Research and office space will house staff and volunteers from the wildlife and natural resources department. Current collaborative projects include wetland monitoring, wildlife and species surveys and land management and use. The center offers a hub for field work and research with local universities for service learning and internships.

Physical building elements also include window frit to help prevent birds from hitting the windows, cisterns for water collection and reuse and bioswales to improve water quality and drainage around the building. A former natural surface hiking trail surrounding the center was converted to limestone for biking and hiking.

"We have a wildlife viewing window so visitors can observe animals being cared for in the care room," Shive said. "The room is for feeding, caring, examining, weighing and measuring injured wildlife.
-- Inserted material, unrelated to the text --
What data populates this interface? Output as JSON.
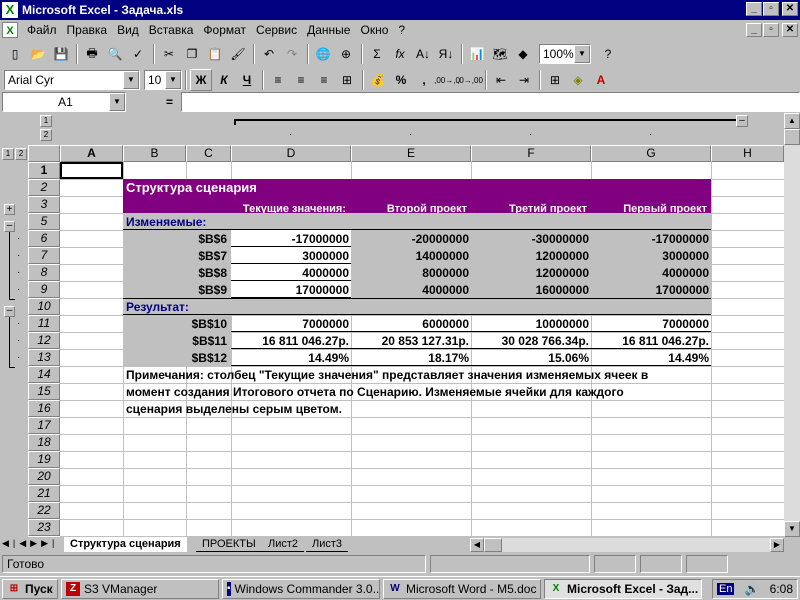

It’s vital to keep the animals calm during those times so we don’t have the room open."

"The animals we are caring for are kept private from the tours because seclusion is important during the healing process and we don’t want to stress the animals out while they are in rehabilitation."

Commitments from the Community

The new center was named after Joseph and Helen Sommer’s because of their lifelong commitment to conservation and natural resources in Stark County and Ohio. Joe worked to establish the Stark County Park District in 1967, served as a park commissioner, county commissioner, and director of the Ohio Department of Natural Resources. During his time with ONDR, he was instrumental in adding more than 1,600 acres to state nature preserves.

He has been inducted into the Ohio Department of Natural Resources Hall of Fame and the Ohio Parks and Recreation Association Hall of Fame for his service on both the state and local level as an advocate for conservation and preservation of natural resources. Sommer continues to serve on the Board of the Friends of Stark Parks and financially contributed to the Wildlife Conservation Center in honor of his late wife, Helen.

Donations also made other aspects of the building possible including the Teke and Faye Heston Education Classroom and Alan and Lee Dolan Wildlife Viewing Room. A contribution from Dr. Gary Riggs and Wild4Ever will fund a raptor flight enclosure still to be built. A Wall of Friendship located in the lobby recognizes additional donors and partners that made the center a reality.